TASK ITEM: Scan each line of the entries below for the word "JSON" and count the ones where it appears. The answer is that number alone.

══ INFORMATION

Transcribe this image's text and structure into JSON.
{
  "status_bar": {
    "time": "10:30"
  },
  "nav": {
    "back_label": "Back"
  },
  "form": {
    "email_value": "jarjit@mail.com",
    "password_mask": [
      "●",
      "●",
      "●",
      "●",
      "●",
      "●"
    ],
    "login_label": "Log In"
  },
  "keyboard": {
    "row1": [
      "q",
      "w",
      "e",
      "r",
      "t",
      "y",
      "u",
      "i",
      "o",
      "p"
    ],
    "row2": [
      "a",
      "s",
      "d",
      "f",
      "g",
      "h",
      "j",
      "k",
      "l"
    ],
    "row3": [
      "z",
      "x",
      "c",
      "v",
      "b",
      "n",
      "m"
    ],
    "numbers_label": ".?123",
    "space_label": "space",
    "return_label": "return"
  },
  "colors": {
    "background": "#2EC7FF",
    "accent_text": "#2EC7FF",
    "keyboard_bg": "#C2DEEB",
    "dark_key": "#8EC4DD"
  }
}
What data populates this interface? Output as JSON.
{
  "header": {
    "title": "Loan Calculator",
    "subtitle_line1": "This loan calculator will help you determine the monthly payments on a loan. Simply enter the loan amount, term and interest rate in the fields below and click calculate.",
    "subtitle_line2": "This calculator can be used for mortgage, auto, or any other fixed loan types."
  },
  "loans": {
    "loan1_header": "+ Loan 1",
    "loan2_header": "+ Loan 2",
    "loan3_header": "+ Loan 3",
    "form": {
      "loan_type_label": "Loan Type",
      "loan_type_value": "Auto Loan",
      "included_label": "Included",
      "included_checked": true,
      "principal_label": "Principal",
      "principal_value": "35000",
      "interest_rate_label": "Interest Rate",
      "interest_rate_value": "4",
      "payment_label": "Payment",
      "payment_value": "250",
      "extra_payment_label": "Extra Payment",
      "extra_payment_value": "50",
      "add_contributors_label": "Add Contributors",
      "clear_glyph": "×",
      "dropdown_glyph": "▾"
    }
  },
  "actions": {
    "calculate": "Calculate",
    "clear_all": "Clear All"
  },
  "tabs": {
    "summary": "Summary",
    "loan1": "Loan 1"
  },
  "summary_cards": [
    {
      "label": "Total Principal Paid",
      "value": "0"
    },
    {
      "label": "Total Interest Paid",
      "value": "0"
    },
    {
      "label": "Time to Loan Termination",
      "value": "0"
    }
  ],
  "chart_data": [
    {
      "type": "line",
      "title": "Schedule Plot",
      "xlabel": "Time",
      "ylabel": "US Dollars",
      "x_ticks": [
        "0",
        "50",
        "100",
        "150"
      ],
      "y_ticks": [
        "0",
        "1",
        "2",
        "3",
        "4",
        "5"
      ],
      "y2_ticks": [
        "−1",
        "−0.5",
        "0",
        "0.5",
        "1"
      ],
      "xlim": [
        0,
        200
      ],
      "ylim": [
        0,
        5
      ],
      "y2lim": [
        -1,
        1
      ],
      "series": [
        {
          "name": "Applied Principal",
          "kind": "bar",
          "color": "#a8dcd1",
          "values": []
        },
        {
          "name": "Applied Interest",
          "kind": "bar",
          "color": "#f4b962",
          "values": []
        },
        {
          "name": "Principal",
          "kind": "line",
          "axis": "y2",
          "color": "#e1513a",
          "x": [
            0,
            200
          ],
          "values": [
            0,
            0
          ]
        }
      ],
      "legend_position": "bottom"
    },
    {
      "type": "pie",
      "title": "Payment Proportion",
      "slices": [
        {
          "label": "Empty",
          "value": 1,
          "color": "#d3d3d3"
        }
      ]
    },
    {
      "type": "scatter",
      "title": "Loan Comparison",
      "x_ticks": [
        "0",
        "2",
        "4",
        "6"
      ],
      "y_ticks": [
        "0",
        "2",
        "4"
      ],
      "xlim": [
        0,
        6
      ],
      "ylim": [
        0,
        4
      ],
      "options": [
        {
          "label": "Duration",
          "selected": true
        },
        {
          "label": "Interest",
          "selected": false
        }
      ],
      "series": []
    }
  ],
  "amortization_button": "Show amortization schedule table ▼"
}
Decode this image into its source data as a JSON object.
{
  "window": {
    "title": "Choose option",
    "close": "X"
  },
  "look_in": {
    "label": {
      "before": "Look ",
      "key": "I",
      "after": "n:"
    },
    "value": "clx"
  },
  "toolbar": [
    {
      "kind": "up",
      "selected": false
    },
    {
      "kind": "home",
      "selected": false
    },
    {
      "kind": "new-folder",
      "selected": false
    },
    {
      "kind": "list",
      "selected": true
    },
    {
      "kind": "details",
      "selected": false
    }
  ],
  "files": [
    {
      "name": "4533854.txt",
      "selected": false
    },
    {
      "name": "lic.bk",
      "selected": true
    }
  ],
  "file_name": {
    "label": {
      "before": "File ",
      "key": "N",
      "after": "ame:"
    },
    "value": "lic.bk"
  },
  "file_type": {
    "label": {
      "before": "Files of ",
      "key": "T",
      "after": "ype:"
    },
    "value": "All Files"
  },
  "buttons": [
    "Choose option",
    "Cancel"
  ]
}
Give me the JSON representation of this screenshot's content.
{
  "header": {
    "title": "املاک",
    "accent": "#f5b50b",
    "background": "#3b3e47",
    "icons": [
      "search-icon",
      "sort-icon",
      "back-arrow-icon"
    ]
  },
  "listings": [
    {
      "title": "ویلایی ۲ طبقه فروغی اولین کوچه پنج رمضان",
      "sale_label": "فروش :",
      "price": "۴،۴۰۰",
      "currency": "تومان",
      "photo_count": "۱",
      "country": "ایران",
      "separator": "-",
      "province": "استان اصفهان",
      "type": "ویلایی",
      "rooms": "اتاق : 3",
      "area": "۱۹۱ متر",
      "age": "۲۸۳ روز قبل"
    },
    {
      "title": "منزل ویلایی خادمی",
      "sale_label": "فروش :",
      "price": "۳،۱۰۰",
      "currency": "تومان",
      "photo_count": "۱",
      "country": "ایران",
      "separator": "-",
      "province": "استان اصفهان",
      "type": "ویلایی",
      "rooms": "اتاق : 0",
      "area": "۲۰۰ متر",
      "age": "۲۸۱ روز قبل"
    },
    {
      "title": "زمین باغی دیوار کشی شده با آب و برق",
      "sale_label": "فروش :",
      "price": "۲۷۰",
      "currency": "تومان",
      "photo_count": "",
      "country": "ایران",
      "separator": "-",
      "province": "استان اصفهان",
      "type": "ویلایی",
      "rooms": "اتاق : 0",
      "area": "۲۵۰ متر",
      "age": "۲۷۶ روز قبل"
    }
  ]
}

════

RESPONSE: 4